I served in
RVN as a field radio operator from Jan until late April 1967. We
returned to Okinawa on a BLT (float). While having a little R&R and
undergoing additional training, I happened to notice a 20meter YAGI
antenna on a tall tower. I proceeded to the station and met the chief
operator there at Camp Schwab. Upon discovering that I had an Amateur
license he asked me if I wanted to become an operator in the Navy/Marine
Corps MARS program there on Okinawa. I told him I was interested and
before long I had orders for duty with the MARS station at Camp Hansen. I
also worked a short time at the station at Camp Foster for a little
indoctrination training. My MARS and Amateur call signs at Camp Hansen
were N0ETH/KR6MH respectively.
We had a very
busy operating schedule at N0ETH/KR6MH. We ran many phone patches and cut
many MARSGRAMS on RTTY, which were relayed to the US. Our highest priority
became running phone patches back to the US for transient personnel. These
guys were either headed for RVN or on their way back home to the US. It
was extremely important that they be able to talk with their loved ones
back home for obvious reasons. We also ran many phone patches for the
permanent personnel at Camp Hansen. This was always given a lower priority
since these guys could make calls more frequently. The only exception for
giving them higher priority was Emergency situations. Amazingly we always
managed to get everyone in on a daily basis as long as radio conditions
were cooperating. We had a card file (before computers) on all the
permanent personnel with all the required information, i.e.: dates, home
phone number and their phone number on base so we could call them directly
at their duty station, and patch them thru. Permanent personnel were
limited to one call every 2 weeks except during emergencies. This was done
to allow as many personnel as possible to have a chance.
for the MARS station at Camp Hansen was outstanding. Everyone on base was
always there to help with any maintenance items at the station if needed.

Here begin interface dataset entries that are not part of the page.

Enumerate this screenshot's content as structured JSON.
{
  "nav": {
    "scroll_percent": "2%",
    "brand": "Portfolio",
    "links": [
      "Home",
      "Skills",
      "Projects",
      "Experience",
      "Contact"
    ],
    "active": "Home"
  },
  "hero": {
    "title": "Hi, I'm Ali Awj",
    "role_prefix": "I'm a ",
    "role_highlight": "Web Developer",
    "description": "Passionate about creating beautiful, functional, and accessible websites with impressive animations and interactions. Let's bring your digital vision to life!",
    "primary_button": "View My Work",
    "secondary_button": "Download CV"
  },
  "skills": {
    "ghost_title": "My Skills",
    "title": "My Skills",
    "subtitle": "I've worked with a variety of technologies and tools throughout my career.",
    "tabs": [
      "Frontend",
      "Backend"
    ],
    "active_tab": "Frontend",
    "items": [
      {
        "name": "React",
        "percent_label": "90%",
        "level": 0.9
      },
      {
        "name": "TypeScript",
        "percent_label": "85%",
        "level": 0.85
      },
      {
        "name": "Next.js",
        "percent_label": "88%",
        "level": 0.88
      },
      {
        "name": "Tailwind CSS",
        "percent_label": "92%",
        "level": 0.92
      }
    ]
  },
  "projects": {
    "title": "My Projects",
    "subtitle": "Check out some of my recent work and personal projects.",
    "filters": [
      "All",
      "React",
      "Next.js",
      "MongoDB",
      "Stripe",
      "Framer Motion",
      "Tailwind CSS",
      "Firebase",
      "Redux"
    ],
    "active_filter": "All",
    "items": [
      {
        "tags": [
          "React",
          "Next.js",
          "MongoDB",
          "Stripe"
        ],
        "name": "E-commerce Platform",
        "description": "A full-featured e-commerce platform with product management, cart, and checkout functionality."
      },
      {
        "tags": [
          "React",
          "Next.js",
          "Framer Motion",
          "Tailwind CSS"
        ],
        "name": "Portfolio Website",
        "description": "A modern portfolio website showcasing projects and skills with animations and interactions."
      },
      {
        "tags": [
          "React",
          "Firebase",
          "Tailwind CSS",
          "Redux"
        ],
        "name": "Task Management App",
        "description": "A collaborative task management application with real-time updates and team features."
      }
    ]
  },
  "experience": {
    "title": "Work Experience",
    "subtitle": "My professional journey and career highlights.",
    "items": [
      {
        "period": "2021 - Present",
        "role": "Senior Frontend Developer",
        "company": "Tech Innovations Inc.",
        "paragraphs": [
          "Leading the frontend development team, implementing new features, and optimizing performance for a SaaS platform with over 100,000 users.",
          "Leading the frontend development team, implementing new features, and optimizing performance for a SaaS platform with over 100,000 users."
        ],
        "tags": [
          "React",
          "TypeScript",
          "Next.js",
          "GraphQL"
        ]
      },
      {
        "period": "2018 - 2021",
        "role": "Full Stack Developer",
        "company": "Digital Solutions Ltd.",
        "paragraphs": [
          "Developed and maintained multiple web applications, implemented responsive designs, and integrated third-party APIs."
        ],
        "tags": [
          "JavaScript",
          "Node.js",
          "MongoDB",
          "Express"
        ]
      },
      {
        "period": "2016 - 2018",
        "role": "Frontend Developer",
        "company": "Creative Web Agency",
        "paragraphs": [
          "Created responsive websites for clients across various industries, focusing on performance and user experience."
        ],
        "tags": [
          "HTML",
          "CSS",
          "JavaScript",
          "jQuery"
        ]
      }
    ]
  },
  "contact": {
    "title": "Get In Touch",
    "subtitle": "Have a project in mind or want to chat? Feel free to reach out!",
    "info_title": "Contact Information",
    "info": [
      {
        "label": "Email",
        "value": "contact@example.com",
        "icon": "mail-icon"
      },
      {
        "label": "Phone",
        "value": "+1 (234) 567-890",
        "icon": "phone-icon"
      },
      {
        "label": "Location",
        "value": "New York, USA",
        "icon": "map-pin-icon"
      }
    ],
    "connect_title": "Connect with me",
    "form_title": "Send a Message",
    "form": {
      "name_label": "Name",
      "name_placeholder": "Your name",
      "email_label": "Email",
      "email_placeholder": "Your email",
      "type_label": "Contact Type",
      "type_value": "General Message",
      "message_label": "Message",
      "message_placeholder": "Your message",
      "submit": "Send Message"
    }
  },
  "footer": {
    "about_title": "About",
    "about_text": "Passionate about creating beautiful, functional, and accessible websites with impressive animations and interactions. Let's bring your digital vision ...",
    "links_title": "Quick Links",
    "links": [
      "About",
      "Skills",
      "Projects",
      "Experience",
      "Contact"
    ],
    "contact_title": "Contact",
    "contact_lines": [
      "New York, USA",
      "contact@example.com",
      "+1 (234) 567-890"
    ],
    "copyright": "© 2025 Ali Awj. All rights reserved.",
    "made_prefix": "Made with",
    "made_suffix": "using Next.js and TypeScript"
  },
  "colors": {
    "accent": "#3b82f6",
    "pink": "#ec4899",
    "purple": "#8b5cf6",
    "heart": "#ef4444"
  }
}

Prior to a Typhoon, we had to take down the antennas and tie them down.
I was amazed at how many personnel from all ranks showed up to pitch in
to help. Without their help I could not have managed the task by myself.
They even sent pole climbers to take down the 15 meter beam off a 40 foot
There was one
instance that I remember when I was running some RTTY traffic over the
air, and the phone rang. The call was from a Colonel who wanted to make a
phone patch. I was interrupted while talking to him by another call on a
different line, about the RTTY traffic I was sending to another station on
the island. While talking to the station operator on the other end I had
forgotten about the Colonel who was on the other phone (he wasn't on hold
so he could hear my conversation with the other operator).
After about 3
minutes I realized that the other phone was off hook sitting on the
operating desk. I then remembered I had a Colonel on that line waiting. I
quickly picked up the phone and he had already hung up. The next thing I
heard was a pounding on the station door. It was him, and he was very
unhappy with me to put it mildly. All I could think of was being busted
or losing my position at the station. I managed to calm him down and had
arranged for him to come back to the station that evening and I would see
what I could do to run a patch for him. He came back that evening and the
patch I ran for him was excellent. He was very pleased, and had forgiven
the earlier incident. That was one lesson I learned about paying
attention to the phone and never leaving anyone hanging on.
Being a MARS
operator during that period was a very rewarding experience. It was great
to see the many happy faces with those who got to talk home. The morale
that this service provided was beyond explanation. It was a great feeling
to help these guys and after a while I even got to know some of the family
members on the other end, by running so many patches. The hardest ones of
course were the family tragedy patches. Some of these were difficult for
me as it was sometimes hard to keep control of both parties, but somehow
it always worked out. Being a MARS operator in the military was one of the
most rewarding experiences I have ever had.
stations listed above were my steady phone patch schedules, however there
were many other stations whom I worked on an occasional basis who really
helped a lot with many fill-in between regular schedules. All of these
people deserve a lot of appreciation for all they did.
note, the operator at the station at Camp Schwab was Bob Mattson, whom I
have met after many years after the military days. We continue to be good
friends and keep in touch with each other on a continuing basis. Guess it
is a small world.